▸ Supplied data
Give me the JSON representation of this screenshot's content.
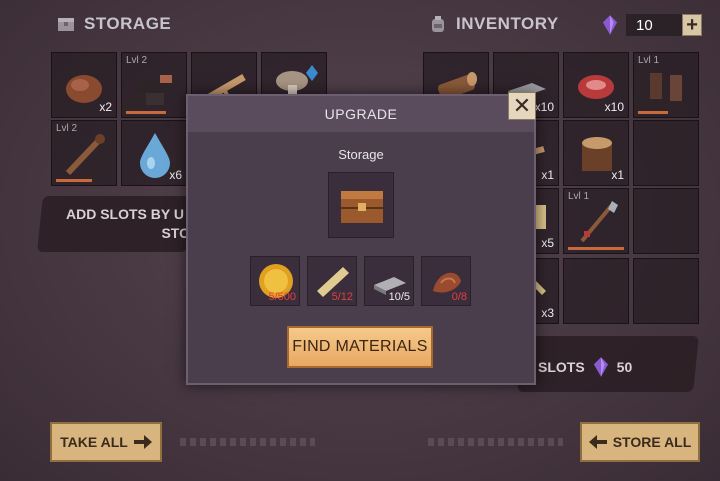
{
  "storage": {
    "title": "STORAGE",
    "slots": [
      {
        "item": "rock",
        "qty": "x2",
        "lvl": ""
      },
      {
        "item": "anvil",
        "qty": "",
        "lvl": "Lvl 2"
      },
      {
        "item": "branch",
        "qty": "",
        "lvl": ""
      },
      {
        "item": "mushroom",
        "qty": "",
        "lvl": ""
      },
      {
        "item": "club",
        "qty": "",
        "lvl": "Lvl 2"
      },
      {
        "item": "water-drop",
        "qty": "x6",
        "lvl": ""
      }
    ],
    "add_slots_text_line1": "ADD SLOTS BY U",
    "add_slots_text_line2": "STO"
  },
  "inventory": {
    "title": "INVENTORY",
    "crystals": "10",
    "plus_label": "+",
    "slots": [
      {
        "item": "log",
        "qty": "",
        "lvl": ""
      },
      {
        "item": "iron-bar",
        "qty": "x10",
        "lvl": ""
      },
      {
        "item": "raw-meat",
        "qty": "x10",
        "lvl": ""
      },
      {
        "item": "boots",
        "qty": "",
        "lvl": "Lvl 1"
      },
      {
        "item": "branch",
        "qty": "x1",
        "lvl": ""
      },
      {
        "item": "stump",
        "qty": "x1",
        "lvl": ""
      },
      {
        "item": "plank",
        "qty": "x5",
        "lvl": ""
      },
      {
        "item": "spear",
        "qty": "",
        "lvl": "Lvl 1"
      },
      {
        "item": "plank",
        "qty": "x3",
        "lvl": ""
      }
    ],
    "slots_label": "SLOTS",
    "slots_cost": "50"
  },
  "upgrade_modal": {
    "title": "UPGRADE",
    "target_name": "Storage",
    "close_label": "✕",
    "materials": [
      {
        "item": "gold-coin",
        "need": "5/500",
        "ok": false
      },
      {
        "item": "plank",
        "need": "5/12",
        "ok": false
      },
      {
        "item": "iron-bar",
        "need": "10/5",
        "ok": true
      },
      {
        "item": "leather",
        "need": "0/8",
        "ok": false
      }
    ],
    "find_button": "FIND MATERIALS"
  },
  "buttons": {
    "take_all": "TAKE ALL",
    "store_all": "STORE ALL"
  },
  "colors": {
    "accent": "#e8a862",
    "crystal": "#8a5ad0",
    "need_missing": "#e04040"
  }
}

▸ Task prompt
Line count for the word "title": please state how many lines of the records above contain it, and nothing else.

▸ Solution for this task
3